Setting his mind to dancing wasn’t easy. He says he learned how to block out nerves and fears and to “be” in the moment. “It sounds silly to think that going on stage was more nerve wracking than racing an Indy car at 220 miles per hour, but the truth is, it was. I’ve been racing for over 20 years, and I’m comfortable in that world. I’d been dancing for, like, 20 minutes and had to go out on live TV! Not easy.”
Hinchcliffe, who survived a near-fatal injury in an accident at IMS in 2015, confesses to being “addicted” to Survivor and says, “If the situation was right, I’d do that one, for sure.”
A Different Kind of Race
Conor Daly from Dale Coyne Racing and Alexander Rossi of Andretti Autosport compete against each other in IndyCar, but the two friends teamed up on The Amazing Race in 2018.
Rossi, a tall, introverted driver who won the Indy 500 as a rookie in 2016, says he was attracted to the show as a way to increase brand awareness for himself and for the IndyCar series—as well as “for a great experience and chance to win a little money.”
Mission accomplished. “I really think there has been a lot of extra buzz at the races this year—maybe more people and definitely more people who come and ask about the show,” he believes. “Hopefully, people saw a different side of me than they see at the racetrack…a little more laid-back and fun.”
Daly, an accomplished driver and son of former Formula One driver Derek Daly, was a longtime fan of the show. When Rossi asked him to be his teammate on the show, Daly said, “Yeah, sure, why not?” He explains, “It seemed like a cool opportunity that fit in our schedules at the right point.”
He also believes IndyCar gained “a tremendous amount of new fans.” Daly says several fans have told him on each race weekend that they showed up just to watch him and Rossi because of the show.
Daly says reaching a different audience was part of the reason the pair did The Amazing Race, but the experience taught him a lot—like not to eat scorpions or frogs, he jokes. “I learned that I can do a few more things than I thought I would be able to do and that I can be myself in front of a camera [for a show] that can be edited to be funny!”
Rossi gained a new appreciation for everyday conveniences…and learned that he has the ability to eat scorpions if there’s a chance to win a million dollars.

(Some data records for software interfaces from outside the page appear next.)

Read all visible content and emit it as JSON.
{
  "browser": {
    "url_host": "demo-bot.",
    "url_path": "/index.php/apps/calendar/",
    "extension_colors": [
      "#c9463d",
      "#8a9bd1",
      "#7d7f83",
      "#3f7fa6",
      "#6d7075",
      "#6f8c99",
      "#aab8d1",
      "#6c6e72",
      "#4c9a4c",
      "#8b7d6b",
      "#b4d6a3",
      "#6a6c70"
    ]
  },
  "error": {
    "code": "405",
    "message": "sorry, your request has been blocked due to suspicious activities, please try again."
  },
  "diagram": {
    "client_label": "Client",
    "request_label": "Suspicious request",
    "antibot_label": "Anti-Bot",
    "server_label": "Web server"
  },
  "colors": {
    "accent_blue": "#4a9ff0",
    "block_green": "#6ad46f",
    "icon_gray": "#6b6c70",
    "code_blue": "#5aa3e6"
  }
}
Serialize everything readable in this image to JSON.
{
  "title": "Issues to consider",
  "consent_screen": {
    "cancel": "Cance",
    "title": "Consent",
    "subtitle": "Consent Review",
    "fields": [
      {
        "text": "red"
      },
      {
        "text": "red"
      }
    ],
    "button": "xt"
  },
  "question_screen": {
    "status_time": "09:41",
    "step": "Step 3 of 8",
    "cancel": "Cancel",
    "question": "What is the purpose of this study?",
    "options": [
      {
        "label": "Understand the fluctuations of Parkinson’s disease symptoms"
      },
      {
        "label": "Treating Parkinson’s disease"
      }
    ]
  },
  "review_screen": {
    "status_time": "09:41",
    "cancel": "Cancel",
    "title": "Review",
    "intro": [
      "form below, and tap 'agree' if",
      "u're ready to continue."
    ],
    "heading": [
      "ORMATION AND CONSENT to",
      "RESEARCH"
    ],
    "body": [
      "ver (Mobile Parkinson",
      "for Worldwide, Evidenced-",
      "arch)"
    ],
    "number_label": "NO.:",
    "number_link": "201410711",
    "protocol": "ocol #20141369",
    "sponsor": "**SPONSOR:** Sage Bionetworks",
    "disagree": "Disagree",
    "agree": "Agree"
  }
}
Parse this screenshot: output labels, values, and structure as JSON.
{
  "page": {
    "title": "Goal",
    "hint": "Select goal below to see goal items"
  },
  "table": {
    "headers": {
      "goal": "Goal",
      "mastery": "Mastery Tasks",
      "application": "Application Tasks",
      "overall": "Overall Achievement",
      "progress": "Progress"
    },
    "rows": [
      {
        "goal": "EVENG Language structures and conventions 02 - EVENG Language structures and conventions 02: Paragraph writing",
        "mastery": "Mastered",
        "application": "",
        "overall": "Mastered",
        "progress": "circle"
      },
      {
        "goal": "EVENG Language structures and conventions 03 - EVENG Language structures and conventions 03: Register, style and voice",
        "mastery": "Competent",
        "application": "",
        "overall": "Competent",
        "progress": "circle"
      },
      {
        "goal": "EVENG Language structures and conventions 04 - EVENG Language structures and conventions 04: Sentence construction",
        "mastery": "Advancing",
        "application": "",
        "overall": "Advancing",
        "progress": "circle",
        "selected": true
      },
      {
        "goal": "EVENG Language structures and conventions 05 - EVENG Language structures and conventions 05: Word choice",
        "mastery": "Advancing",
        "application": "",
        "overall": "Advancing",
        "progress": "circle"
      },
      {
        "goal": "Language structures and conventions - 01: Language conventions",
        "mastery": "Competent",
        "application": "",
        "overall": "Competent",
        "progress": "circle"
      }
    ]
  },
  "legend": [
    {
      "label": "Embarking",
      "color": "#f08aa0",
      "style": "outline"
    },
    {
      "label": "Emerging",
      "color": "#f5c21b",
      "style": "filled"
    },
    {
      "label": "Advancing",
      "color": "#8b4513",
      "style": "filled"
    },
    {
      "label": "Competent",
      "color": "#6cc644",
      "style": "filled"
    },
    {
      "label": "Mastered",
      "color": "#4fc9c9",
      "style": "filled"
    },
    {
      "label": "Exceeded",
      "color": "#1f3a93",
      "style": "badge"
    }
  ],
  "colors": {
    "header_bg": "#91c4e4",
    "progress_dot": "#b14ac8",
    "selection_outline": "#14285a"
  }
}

Despite classifying it as a “grueling experience” filled with long days and long nights—some of which were spent sleeping on airport floors and the floor of an abandoned building in Belgium—Daly says the experience was “totally worth it” and that he would consider doing other reality TV shows if they fit around his racing schedule.
Rossi, who praises his teammate’s success in milking a camel in Bahrain, confesses that he considered DWTS but was intimidated after seeing Hinchcliffe on the show.
Fired by the President
Michael Andretti, owner of Andretti Autosport, stepped in for his son Marco on Celebrity Apprentice in 2011 when the younger Andretti’s schedule couldn’t accommodate the TV show. The reticent former driver and son of Mario (who, rumor has it, was the show’s original target) says his motivation to do the show “was absolutely to help bring awareness to the sport.”
Admitting that he considered Celebrity Apprentice “a great experiment in teamwork,” the team owner reveals that a few years ago, he had considered building a reality show around his own team and drivers.
The former CART series champion has a reputation for his staunch support of auto racing through the years. He has participated in series such as Indy Lights, FIA Formula E, USF2000, Pro Mazda, A1GP, Global Rallycross, and ALMS, so it’s no surprise that he’s willing to consider a reality show on his own terms in order to promote his team and IndyCar.
At least if Andretti is in charge, there’s no risk of being fired.